* _TASK TO COMPLETE_
Apart from the images, reproduce every record word for word.

-*-*-

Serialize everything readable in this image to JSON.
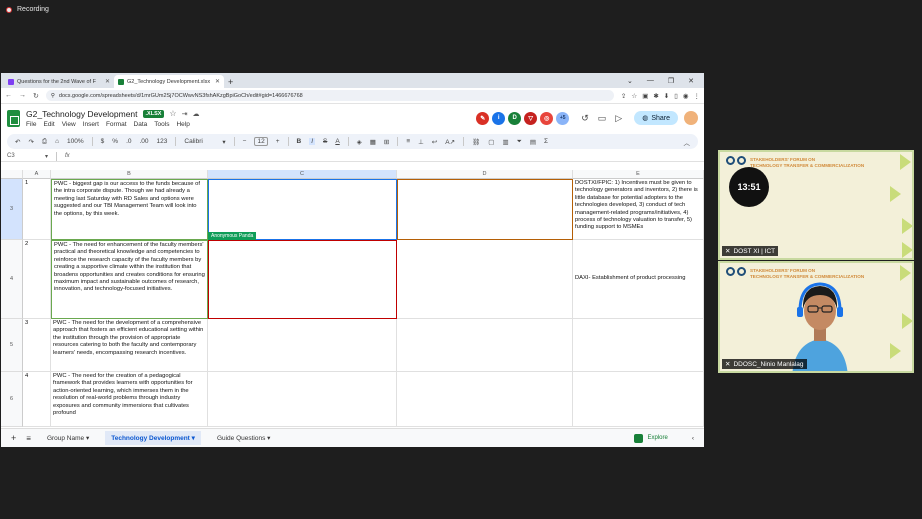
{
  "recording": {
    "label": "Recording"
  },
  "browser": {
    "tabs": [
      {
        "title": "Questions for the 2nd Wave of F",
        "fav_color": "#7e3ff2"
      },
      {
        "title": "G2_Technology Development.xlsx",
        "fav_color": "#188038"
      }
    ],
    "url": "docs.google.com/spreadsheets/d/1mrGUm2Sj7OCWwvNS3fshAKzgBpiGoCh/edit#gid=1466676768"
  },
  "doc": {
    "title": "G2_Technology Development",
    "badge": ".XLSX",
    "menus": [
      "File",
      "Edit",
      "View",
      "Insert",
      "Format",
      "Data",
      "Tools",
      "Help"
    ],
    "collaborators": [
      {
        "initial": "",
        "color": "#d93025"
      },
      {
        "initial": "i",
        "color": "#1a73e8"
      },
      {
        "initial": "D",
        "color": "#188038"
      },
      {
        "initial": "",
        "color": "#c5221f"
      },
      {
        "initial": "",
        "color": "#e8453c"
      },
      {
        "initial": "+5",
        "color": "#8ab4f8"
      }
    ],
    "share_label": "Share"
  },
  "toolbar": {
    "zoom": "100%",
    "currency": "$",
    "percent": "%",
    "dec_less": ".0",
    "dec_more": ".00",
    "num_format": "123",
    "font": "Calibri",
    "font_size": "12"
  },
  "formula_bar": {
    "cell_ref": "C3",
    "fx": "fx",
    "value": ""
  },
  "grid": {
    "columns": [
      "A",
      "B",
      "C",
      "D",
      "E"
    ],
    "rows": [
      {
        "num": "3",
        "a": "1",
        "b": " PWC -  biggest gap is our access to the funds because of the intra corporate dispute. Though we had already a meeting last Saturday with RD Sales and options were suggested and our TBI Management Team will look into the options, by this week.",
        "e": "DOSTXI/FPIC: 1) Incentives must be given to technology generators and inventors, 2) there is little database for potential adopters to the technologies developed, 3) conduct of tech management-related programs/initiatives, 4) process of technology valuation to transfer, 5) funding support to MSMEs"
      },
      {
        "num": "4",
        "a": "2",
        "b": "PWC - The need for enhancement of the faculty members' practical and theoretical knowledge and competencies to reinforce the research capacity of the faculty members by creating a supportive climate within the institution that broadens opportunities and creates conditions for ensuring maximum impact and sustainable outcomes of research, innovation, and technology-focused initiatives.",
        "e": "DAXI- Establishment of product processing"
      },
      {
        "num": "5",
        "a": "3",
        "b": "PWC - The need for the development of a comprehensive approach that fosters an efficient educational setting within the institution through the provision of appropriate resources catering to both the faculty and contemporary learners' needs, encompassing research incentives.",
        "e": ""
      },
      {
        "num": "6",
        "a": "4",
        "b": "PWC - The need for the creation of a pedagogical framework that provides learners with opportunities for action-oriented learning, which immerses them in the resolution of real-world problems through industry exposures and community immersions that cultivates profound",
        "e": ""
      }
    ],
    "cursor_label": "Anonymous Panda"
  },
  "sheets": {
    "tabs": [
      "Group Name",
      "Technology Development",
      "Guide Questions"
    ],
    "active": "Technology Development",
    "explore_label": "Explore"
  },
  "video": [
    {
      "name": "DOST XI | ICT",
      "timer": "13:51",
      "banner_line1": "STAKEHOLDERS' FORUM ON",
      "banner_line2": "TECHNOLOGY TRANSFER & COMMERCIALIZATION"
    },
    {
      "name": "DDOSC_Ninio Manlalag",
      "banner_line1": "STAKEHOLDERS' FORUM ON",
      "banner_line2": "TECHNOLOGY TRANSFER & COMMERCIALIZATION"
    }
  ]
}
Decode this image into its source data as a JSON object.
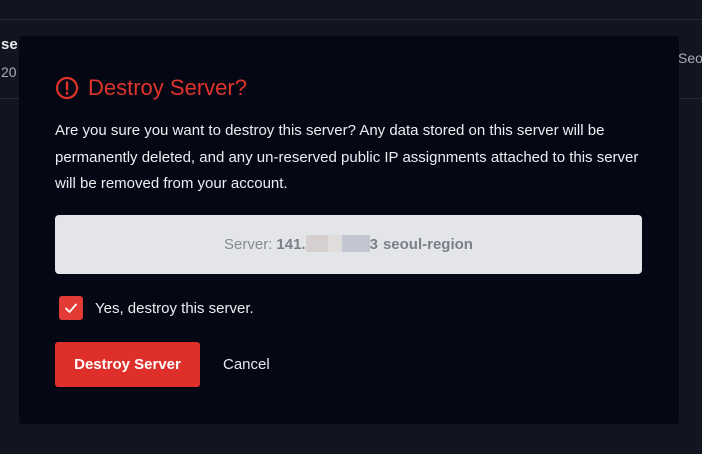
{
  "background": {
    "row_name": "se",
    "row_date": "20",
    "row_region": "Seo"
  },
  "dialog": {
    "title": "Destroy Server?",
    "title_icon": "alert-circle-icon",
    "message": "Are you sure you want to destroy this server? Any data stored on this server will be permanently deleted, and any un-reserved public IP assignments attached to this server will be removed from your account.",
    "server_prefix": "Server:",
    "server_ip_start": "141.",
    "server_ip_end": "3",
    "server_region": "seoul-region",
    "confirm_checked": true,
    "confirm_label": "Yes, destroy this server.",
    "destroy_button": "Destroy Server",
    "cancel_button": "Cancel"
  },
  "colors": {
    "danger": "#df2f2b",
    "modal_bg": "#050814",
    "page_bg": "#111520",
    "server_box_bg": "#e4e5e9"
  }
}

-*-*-

* _ANSWER TO THIS TASK_
Serialize everything readable in this image to JSON.
{
  "recording": {
    "label": "Recording"
  },
  "browser": {
    "tabs": [
      {
        "title": "Questions for the 2nd Wave of F",
        "fav_color": "#7e3ff2"
      },
      {
        "title": "G2_Technology Development.xlsx",
        "fav_color": "#188038"
      }
    ],
    "url": "docs.google.com/spreadsheets/d/1mrGUm2Sj7OCWwvNS3fshAKzgBpiGoCh/edit#gid=1466676768"
  },
  "doc": {
    "title": "G2_Technology Development",
    "badge": ".XLSX",
    "menus": [
      "File",
      "Edit",
      "View",
      "Insert",
      "Format",
      "Data",
      "Tools",
      "Help"
    ],
    "collaborators": [
      {
        "initial": "",
        "color": "#d93025"
      },
      {
        "initial": "i",
        "color": "#1a73e8"
      },
      {
        "initial": "D",
        "color": "#188038"
      },
      {
        "initial": "",
        "color": "#c5221f"
      },
      {
        "initial": "",
        "color": "#e8453c"
      },
      {
        "initial": "+5",
        "color": "#8ab4f8"
      }
    ],
    "share_label": "Share"
  },
  "toolbar": {
    "zoom": "100%",
    "currency": "$",
    "percent": "%",
    "dec_less": ".0",
    "dec_more": ".00",
    "num_format": "123",
    "font": "Calibri",
    "font_size": "12"
  },
  "formula_bar": {
    "cell_ref": "C3",
    "fx": "fx",
    "value": ""
  },
  "grid": {
    "columns": [
      "A",
      "B",
      "C",
      "D",
      "E"
    ],
    "rows": [
      {
        "num": "3",
        "a": "1",
        "b": " PWC -  biggest gap is our access to the funds because of the intra corporate dispute. Though we had already a meeting last Saturday with RD Sales and options were suggested and our TBI Management Team will look into the options, by this week.",
        "e": "DOSTXI/FPIC: 1) Incentives must be given to technology generators and inventors, 2) there is little database for potential adopters to the technologies developed, 3) conduct of tech management-related programs/initiatives, 4) process of technology valuation to transfer, 5) funding support to MSMEs"
      },
      {
        "num": "4",
        "a": "2",
        "b": "PWC - The need for enhancement of the faculty members' practical and theoretical knowledge and competencies to reinforce the research capacity of the faculty members by creating a supportive climate within the institution that broadens opportunities and creates conditions for ensuring maximum impact and sustainable outcomes of research, innovation, and technology-focused initiatives.",
        "e": "DAXI- Establishment of product processing"
      },
      {
        "num": "5",
        "a": "3",
        "b": "PWC - The need for the development of a comprehensive approach that fosters an efficient educational setting within the institution through the provision of appropriate resources catering to both the faculty and contemporary learners' needs, encompassing research incentives.",
        "e": ""
      },
      {
        "num": "6",
        "a": "4",
        "b": "PWC - The need for the creation of a pedagogical framework that provides learners with opportunities for action-oriented learning, which immerses them in the resolution of real-world problems through industry exposures and community immersions that cultivates profound",
        "e": ""
      }
    ],
    "cursor_label": "Anonymous Panda"
  },
  "sheets": {
    "tabs": [
      "Group Name",
      "Technology Development",
      "Guide Questions"
    ],
    "active": "Technology Development",
    "explore_label": "Explore"
  },
  "video": [
    {
      "name": "DOST XI | ICT",
      "timer": "13:51",
      "banner_line1": "STAKEHOLDERS' FORUM ON",
      "banner_line2": "TECHNOLOGY TRANSFER & COMMERCIALIZATION"
    },
    {
      "name": "DDOSC_Ninio Manlalag",
      "banner_line1": "STAKEHOLDERS' FORUM ON",
      "banner_line2": "TECHNOLOGY TRANSFER & COMMERCIALIZATION"
    }
  ]
}
Decode this image into its source data as a JSON object.
{
  "background": {
    "row_name": "se",
    "row_date": "20",
    "row_region": "Seo"
  },
  "dialog": {
    "title": "Destroy Server?",
    "title_icon": "alert-circle-icon",
    "message": "Are you sure you want to destroy this server? Any data stored on this server will be permanently deleted, and any un-reserved public IP assignments attached to this server will be removed from your account.",
    "server_prefix": "Server:",
    "server_ip_start": "141.",
    "server_ip_end": "3",
    "server_region": "seoul-region",
    "confirm_checked": true,
    "confirm_label": "Yes, destroy this server.",
    "destroy_button": "Destroy Server",
    "cancel_button": "Cancel"
  },
  "colors": {
    "danger": "#df2f2b",
    "modal_bg": "#050814",
    "page_bg": "#111520",
    "server_box_bg": "#e4e5e9"
  }
}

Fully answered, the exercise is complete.